Posted 3 years ago
Got this old Blue Valley Butter cardboard ad in the other day and finally put it in a frame. It is 1934 cardboard and is NOS. Great condition and colors for it's age. Found the following info about Blue Valley Creamery on wikipedia
HistoryBefore 1900, limitations in transportation and storage limited the geographic scope of creameries. To that time, creameries were primarily local, gathering cream from nearby dairy farms and distributed the produce locally. Also, cream separation was inefficient, primarily relying on gravity or centrifugal force. Advances in the railroad network and cold storage and practical implementation of a hand cream separator permitted creameries to serve larger areas and achieve economies of scale. These large de-localized creameries were referred to as "centralizers" - especially by those who suspected them of anti-competitive practice.
Blue Valley Creamery Company was founded by Huston Wyeth (1863–1925) and James A. Walker around 1900. Huston Wyeth's father, William Maxwell Wyeth, had built a hardware, saddlery and real estate empire in St. Joseph, Missouri. Wyeth took over the business and branched into other endeavors, including formation of the Artesian Ice & Cold Storage Company in 1892. James Walker had been involved in the dairy business since 1888. Their respective experiences with cold storage and transportation on Wyeth's part and dairy on Walker's part likely contributed to the formation and success of the venture.
The Blue Valley Creamery Company was incorporated in Missouri on May 1, 1900. Business was to be conducted in St. Joseph. Initial stock holders are listed as G. M. Johnson, James A. Walker and H.S. Hamilton.
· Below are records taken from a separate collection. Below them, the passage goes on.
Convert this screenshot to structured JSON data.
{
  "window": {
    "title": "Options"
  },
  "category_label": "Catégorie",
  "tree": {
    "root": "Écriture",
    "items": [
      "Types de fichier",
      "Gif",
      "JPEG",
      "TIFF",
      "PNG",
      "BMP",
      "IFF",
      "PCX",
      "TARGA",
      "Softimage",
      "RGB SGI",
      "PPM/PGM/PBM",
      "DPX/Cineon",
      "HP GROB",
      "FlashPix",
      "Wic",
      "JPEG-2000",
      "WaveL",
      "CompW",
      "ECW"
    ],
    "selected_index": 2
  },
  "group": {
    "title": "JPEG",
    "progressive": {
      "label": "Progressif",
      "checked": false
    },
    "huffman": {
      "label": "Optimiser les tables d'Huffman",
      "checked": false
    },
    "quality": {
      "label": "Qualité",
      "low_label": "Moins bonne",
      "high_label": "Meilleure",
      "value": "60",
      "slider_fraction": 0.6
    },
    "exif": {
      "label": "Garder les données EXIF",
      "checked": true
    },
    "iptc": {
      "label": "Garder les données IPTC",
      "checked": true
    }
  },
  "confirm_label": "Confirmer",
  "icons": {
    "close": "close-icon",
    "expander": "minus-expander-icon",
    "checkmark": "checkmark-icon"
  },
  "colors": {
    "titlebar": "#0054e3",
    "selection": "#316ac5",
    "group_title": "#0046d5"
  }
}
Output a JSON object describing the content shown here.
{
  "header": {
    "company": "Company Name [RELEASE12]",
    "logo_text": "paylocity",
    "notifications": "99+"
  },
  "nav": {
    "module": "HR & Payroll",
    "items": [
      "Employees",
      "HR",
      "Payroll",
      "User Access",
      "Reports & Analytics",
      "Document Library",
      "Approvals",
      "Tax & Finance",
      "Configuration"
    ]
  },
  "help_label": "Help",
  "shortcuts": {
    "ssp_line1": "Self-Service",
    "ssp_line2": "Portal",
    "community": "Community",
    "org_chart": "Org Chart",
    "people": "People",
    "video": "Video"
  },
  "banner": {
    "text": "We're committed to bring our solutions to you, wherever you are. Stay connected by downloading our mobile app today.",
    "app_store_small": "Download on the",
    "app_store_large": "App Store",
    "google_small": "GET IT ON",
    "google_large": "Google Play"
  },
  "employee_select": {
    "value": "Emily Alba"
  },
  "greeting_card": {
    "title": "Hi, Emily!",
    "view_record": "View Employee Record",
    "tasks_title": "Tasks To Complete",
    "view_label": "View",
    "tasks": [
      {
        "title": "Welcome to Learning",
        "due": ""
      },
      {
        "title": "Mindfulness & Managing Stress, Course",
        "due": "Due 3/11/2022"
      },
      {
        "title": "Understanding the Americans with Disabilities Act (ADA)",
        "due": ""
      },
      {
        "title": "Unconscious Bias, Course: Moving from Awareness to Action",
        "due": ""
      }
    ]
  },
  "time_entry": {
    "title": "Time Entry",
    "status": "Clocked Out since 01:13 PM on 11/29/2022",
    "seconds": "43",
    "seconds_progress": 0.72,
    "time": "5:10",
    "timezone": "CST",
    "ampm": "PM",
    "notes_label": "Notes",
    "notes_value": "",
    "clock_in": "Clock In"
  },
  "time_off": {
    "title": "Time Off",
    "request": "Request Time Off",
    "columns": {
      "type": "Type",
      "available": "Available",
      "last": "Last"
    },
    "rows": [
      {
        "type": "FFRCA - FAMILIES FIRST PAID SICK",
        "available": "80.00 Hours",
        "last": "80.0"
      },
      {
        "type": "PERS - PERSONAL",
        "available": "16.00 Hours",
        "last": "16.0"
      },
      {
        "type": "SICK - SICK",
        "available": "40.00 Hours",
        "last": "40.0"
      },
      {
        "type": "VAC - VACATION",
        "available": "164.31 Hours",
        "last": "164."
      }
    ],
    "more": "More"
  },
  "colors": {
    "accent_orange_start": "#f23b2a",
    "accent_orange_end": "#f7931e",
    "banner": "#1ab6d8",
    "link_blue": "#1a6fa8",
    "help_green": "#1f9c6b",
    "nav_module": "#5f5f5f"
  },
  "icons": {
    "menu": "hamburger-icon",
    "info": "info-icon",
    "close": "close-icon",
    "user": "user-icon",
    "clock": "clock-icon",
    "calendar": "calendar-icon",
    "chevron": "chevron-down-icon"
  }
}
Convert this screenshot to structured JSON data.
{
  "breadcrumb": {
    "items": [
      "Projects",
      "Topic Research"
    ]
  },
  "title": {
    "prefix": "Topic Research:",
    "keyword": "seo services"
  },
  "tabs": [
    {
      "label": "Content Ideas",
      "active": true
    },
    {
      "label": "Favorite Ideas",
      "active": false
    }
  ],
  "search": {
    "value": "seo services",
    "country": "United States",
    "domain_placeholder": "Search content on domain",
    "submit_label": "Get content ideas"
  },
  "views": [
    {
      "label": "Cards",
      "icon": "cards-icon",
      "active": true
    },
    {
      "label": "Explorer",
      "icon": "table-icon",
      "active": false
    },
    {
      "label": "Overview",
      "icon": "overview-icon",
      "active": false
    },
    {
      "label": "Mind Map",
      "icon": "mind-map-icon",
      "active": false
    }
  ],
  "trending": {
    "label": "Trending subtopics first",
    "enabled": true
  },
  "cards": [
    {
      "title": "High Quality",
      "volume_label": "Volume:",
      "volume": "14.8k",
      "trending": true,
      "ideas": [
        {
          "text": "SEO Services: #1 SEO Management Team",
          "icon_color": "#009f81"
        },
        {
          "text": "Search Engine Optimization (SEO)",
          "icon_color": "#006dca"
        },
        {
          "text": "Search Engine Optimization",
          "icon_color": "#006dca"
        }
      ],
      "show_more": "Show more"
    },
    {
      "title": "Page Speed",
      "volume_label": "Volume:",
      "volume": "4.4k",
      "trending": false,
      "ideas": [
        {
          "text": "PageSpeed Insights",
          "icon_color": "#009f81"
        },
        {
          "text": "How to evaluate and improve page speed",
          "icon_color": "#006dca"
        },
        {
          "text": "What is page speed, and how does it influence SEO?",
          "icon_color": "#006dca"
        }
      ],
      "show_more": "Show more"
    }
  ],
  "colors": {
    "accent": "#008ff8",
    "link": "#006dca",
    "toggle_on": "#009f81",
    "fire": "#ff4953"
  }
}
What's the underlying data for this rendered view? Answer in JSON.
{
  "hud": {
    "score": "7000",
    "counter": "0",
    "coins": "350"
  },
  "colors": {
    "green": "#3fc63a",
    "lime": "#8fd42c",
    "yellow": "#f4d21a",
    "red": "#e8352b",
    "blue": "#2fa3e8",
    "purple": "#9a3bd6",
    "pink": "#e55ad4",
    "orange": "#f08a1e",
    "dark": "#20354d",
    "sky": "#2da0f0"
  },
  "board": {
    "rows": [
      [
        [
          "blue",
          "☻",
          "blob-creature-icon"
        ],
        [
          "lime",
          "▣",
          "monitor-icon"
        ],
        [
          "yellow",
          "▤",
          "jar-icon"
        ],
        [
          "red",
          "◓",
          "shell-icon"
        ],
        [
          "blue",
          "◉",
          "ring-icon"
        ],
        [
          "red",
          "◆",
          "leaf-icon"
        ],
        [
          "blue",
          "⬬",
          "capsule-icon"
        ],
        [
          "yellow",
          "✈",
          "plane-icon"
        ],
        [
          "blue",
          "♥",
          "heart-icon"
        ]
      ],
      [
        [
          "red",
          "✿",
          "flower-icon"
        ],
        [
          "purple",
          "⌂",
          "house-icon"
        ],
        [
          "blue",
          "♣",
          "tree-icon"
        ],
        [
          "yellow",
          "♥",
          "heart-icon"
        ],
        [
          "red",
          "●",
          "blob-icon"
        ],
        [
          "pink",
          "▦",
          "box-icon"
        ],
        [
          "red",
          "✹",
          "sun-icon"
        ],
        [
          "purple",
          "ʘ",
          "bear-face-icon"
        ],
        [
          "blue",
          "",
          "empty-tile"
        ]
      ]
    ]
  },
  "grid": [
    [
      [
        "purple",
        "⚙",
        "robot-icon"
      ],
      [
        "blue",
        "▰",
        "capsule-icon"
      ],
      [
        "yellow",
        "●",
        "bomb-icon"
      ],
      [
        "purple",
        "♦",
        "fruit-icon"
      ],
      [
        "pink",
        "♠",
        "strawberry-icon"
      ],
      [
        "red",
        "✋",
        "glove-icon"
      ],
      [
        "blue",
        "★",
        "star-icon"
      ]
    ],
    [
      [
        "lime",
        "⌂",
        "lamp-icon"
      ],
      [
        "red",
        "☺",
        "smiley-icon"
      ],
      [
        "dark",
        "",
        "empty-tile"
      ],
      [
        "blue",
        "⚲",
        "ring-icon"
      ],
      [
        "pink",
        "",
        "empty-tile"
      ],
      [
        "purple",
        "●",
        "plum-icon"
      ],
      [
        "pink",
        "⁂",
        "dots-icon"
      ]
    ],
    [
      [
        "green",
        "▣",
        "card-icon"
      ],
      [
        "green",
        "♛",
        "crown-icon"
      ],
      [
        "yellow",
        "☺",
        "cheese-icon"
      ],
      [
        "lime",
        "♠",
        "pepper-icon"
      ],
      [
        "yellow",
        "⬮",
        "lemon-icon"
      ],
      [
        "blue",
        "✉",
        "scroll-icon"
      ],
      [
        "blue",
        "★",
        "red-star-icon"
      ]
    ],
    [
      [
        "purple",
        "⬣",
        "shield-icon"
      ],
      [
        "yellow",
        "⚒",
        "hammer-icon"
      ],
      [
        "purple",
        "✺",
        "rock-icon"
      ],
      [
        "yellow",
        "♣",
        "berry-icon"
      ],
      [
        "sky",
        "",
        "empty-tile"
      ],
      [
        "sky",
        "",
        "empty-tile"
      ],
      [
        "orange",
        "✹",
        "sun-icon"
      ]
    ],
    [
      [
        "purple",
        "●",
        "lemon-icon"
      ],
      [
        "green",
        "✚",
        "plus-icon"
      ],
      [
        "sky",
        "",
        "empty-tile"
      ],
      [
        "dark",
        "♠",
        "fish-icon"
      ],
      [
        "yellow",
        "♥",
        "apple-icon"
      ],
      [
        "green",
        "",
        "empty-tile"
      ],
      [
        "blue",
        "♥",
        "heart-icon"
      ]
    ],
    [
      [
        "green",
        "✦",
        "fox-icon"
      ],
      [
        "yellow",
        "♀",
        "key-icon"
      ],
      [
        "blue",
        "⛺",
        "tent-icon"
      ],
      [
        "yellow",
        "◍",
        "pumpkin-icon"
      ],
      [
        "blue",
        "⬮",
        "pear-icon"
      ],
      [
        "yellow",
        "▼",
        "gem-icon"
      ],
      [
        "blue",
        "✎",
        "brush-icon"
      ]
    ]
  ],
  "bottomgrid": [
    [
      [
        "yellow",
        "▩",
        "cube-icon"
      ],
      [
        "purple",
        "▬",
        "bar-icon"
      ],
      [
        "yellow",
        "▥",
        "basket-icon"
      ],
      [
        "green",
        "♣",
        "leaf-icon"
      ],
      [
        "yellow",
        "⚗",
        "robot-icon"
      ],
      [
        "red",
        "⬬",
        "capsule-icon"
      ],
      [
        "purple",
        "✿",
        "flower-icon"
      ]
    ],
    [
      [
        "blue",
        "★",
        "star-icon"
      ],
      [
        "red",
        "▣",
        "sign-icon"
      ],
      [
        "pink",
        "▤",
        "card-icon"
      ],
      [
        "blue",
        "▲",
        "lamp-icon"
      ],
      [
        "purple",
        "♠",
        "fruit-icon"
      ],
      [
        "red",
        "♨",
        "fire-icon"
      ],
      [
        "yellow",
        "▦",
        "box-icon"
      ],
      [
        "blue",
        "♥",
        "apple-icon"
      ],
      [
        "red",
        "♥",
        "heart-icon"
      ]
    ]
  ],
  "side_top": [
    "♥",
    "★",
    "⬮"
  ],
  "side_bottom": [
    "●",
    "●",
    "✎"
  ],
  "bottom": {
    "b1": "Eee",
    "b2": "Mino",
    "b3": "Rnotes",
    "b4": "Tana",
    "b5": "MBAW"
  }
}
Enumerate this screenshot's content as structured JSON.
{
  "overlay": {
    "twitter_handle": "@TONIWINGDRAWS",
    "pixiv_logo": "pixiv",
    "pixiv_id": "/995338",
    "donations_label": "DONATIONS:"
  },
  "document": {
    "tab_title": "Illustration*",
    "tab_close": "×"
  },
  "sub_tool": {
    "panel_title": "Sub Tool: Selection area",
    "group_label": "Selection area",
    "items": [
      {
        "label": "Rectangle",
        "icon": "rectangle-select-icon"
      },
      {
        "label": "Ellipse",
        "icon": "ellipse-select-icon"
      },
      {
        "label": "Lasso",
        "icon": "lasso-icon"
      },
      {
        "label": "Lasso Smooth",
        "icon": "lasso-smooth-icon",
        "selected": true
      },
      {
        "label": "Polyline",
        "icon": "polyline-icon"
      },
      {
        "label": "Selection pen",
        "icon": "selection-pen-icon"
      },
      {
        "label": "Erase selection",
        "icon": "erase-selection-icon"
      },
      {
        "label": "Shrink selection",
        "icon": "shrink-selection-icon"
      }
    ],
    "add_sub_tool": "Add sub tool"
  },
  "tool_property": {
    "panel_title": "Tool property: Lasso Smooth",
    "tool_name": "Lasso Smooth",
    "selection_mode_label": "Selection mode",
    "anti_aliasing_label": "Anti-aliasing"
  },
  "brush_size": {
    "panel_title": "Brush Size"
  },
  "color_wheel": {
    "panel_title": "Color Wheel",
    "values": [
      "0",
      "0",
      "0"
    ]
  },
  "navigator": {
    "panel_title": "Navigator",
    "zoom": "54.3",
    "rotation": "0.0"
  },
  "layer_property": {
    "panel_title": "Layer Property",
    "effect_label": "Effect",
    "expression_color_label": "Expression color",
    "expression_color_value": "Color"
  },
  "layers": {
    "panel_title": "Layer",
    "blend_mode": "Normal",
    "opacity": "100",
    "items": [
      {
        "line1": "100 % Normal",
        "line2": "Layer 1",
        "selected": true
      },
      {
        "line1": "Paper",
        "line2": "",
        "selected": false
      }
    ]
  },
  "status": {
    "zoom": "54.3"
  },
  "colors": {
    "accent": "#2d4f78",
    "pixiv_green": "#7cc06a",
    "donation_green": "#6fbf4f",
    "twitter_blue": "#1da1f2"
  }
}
The listed business purposes are "to manufacture, buy and sell, both at wholesale and retail all kinds of creamery and dairy products, especially milk, butter, cheese and ice creams, and any and all such other articles and products as are usually bought, manufactured and sold by parties or companies engaged in a general dairy and creamery business and to purchase, hold, manage, mortgage and convey, or otherwise acquire, control and dispose of, all such real and personal estate materials, machinery, applicances and fixtures, as may be necessary to effectually conduct and perform the business and purposes for which this company is incorporated." Capital stock was increased in 1901, 1905, and 1915 based on meetings held in St. Joseph with James A. Walker as secretary and, for the first two meetings, Huston Wyeth as chair and, for the last, L.C. Hamilton as chair. The 1915 statement lists shareholders, residence and share count as: Huston Wyeth, St. Joseph, Mo., 1672; L C Hamilton, St. Joseph, Mo., 1628; C J Walker, Chicago, Ills., 1100; and J A Walker, Chicago, Ills., 1100. On 13 May 1918, Blue Valley Creamery Company, a corporation organized under the laws of the State of Missouri "transferred all of its property and assets to the Blue Valley Creamery Company, a corporation organized under the laws of the State of Delaware" and dissolved.
Blue Valley was one of the larger centralizers from its inception, alleged by one source to be the largest in 1904. In 1917, Blue Valley hired noted dairy educator Otto Frederick Hunziker to establish a laboratory and manage manufacturing operations. According to the FTC, in 1918, Blue Valley Creamery Company was the fourth largest U.S. butter marketing company, producing 26,484,000 pounds, 3.2% of the total market. (Swift, Beatrice and Armour were larger.) Total sales for the year 1920 were $22,963,038.66.
Blue Valley Creamery was acquired by Beatrice Creamery Company in 1939. This consolidation of the two Chicago-based centralizers raised regulatory eyebrows, but was not expressly challenged.